§ PROBLEM REQUIREMENTS
Look at each line below and tally those holding "structured"; answer with that figure and nothing else.

━━━━━━━━

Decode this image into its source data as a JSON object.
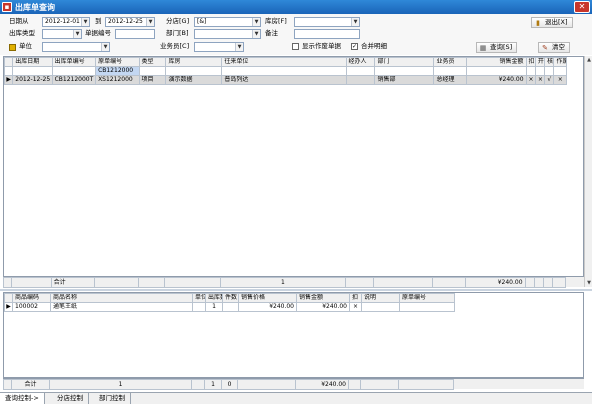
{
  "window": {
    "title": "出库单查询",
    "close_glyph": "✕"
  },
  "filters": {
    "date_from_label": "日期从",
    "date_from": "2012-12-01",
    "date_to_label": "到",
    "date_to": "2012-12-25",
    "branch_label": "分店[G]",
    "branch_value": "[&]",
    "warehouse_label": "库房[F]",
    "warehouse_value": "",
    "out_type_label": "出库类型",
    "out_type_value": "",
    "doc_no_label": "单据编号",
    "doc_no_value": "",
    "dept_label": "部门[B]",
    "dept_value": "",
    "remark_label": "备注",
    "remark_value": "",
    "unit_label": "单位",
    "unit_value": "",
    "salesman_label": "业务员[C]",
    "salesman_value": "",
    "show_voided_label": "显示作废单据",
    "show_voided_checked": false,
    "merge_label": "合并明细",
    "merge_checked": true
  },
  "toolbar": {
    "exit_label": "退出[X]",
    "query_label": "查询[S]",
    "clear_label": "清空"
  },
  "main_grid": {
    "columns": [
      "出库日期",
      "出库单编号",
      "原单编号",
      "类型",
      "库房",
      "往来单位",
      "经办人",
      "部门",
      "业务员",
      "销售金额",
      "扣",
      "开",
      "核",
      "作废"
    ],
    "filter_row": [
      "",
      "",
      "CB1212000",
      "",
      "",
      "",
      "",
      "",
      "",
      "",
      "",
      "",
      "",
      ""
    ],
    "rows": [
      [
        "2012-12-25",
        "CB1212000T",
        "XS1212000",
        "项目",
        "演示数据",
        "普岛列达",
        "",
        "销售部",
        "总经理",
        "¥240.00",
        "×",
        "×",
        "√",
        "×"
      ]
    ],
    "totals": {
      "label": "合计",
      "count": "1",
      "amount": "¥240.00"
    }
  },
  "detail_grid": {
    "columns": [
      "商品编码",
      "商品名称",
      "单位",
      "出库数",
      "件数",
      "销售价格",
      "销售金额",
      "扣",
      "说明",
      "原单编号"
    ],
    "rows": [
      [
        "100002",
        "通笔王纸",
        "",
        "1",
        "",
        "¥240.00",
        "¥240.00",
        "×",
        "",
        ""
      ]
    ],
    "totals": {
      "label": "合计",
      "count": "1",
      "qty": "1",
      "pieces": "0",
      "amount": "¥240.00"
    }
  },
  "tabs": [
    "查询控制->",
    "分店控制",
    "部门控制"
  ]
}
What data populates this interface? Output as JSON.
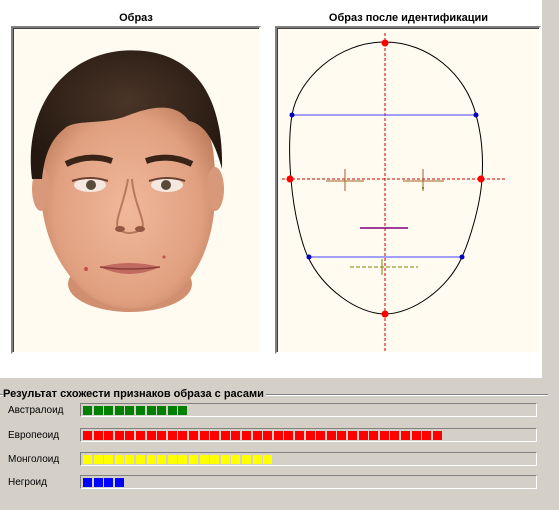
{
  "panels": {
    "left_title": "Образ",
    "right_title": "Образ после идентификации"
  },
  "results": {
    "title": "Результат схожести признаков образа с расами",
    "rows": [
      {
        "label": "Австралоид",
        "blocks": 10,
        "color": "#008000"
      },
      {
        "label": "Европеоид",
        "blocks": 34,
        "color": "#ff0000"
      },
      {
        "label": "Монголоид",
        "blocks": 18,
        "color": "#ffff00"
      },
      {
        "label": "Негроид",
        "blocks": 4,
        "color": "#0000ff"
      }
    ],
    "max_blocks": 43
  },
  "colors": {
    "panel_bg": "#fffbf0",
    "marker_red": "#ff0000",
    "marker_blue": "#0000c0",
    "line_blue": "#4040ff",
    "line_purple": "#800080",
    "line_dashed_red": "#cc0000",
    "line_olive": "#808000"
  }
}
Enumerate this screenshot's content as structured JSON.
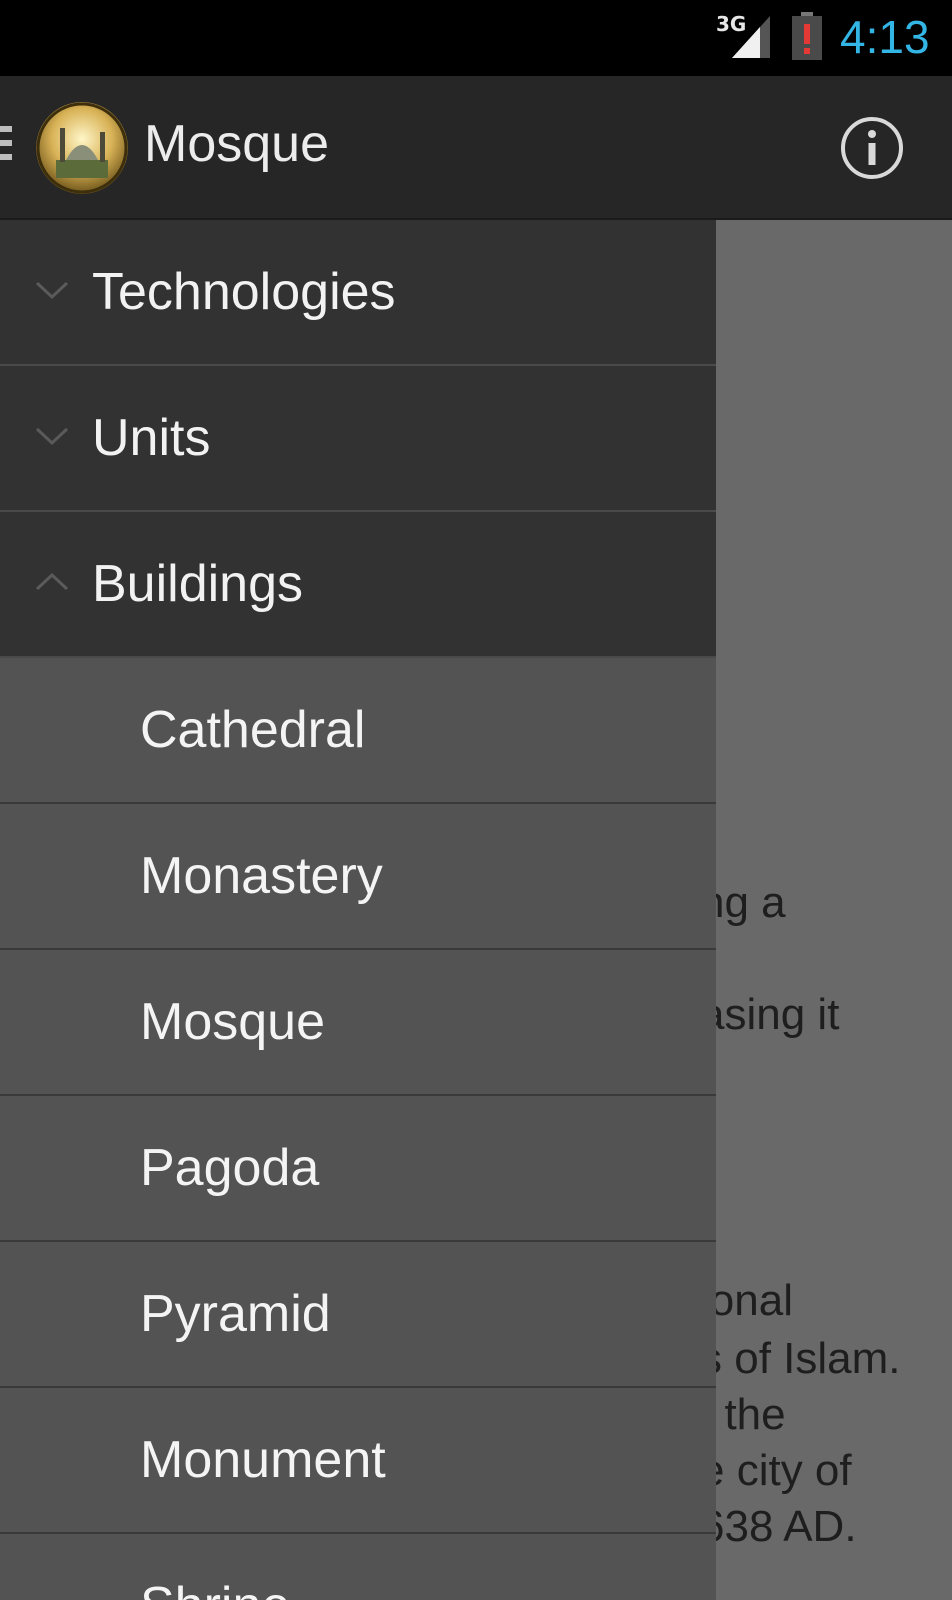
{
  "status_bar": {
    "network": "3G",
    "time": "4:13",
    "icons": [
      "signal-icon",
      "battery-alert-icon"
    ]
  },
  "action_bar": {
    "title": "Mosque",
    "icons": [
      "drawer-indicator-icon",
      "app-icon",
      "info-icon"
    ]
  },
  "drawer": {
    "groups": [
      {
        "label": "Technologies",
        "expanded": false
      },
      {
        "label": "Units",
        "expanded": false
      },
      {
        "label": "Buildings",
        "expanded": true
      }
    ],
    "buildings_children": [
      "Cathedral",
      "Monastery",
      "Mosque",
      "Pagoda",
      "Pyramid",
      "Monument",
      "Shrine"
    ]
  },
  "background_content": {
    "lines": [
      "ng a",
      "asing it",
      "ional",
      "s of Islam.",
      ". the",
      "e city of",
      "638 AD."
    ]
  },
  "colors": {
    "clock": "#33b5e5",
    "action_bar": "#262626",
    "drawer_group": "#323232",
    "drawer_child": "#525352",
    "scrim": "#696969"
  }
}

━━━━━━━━

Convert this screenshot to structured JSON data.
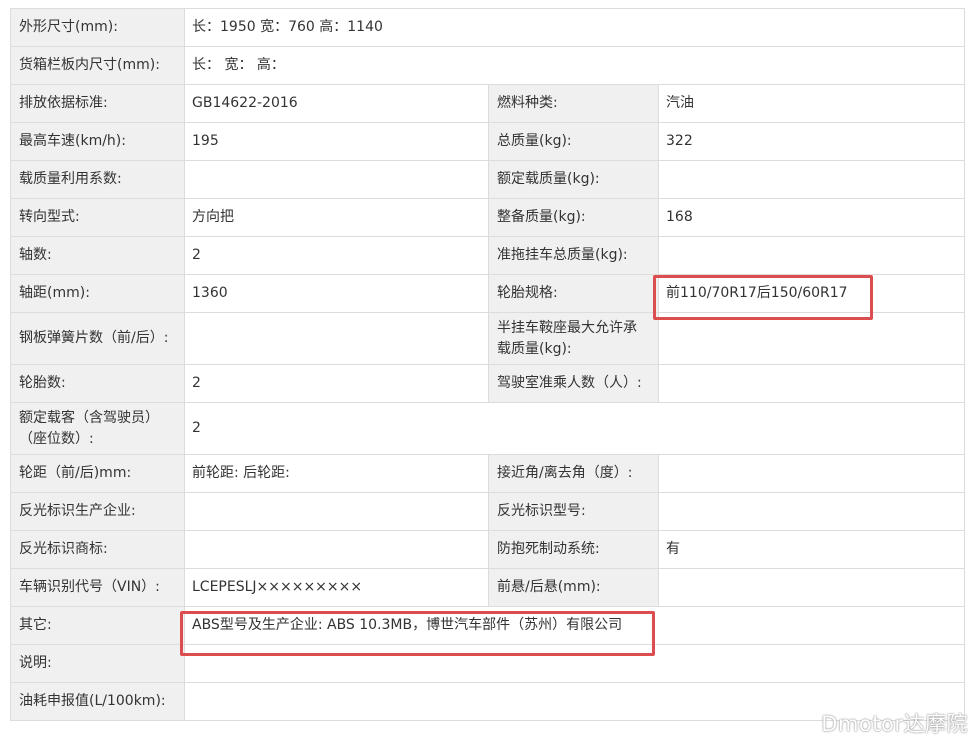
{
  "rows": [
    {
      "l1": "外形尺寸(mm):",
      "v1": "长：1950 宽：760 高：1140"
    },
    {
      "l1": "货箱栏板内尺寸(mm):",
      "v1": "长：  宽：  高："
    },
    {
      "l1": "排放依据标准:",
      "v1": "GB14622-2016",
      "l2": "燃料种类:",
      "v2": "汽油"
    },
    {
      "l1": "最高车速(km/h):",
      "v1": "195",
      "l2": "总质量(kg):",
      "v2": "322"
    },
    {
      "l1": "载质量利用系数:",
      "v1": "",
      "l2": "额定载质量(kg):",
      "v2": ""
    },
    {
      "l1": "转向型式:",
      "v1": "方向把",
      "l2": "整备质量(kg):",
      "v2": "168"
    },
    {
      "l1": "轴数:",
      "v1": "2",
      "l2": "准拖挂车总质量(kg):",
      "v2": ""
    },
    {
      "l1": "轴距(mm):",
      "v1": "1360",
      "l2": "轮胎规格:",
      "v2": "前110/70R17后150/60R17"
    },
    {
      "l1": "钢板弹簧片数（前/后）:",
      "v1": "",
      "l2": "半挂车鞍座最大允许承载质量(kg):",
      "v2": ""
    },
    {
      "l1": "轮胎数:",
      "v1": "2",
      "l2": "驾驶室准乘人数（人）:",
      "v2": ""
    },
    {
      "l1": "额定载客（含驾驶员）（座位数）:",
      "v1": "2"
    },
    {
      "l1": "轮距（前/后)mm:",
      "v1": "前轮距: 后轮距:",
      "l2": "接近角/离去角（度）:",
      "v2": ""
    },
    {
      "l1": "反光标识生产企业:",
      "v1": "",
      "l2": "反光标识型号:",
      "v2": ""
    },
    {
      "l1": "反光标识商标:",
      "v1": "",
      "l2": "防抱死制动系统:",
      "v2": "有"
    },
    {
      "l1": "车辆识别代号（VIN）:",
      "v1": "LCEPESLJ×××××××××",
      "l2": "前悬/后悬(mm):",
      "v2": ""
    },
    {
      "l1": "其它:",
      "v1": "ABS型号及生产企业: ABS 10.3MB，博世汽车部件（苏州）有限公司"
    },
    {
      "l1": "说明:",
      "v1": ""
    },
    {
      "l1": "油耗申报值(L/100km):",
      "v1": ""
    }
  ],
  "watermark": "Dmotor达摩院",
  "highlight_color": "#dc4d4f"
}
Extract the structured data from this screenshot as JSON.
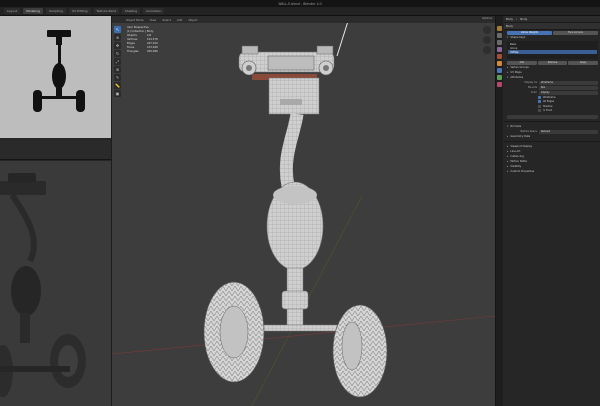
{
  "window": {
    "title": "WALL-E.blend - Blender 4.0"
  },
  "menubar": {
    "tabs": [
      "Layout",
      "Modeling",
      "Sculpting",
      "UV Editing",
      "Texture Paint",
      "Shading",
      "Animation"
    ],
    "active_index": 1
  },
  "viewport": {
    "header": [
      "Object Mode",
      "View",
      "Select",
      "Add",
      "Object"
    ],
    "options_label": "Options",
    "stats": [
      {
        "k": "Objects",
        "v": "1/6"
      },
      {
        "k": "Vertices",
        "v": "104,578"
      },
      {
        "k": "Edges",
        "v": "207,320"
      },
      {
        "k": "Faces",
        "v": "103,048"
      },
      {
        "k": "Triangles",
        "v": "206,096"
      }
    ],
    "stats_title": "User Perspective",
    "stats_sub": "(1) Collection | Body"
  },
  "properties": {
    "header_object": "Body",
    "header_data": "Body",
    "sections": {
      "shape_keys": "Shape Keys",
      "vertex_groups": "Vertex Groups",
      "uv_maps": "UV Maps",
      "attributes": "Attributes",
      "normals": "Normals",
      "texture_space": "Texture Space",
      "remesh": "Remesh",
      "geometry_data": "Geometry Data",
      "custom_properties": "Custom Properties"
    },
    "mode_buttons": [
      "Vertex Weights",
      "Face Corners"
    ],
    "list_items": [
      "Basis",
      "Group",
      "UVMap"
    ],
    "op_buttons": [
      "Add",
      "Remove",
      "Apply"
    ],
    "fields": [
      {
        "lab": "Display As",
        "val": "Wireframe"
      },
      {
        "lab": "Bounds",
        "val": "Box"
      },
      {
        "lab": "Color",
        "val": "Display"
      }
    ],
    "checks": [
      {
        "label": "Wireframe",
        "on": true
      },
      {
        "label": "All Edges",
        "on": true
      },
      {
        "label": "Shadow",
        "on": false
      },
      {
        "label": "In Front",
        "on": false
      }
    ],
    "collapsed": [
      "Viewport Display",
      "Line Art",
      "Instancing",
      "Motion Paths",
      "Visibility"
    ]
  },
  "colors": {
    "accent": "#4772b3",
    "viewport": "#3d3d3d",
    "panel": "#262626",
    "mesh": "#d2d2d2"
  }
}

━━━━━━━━

§ ANSWER
3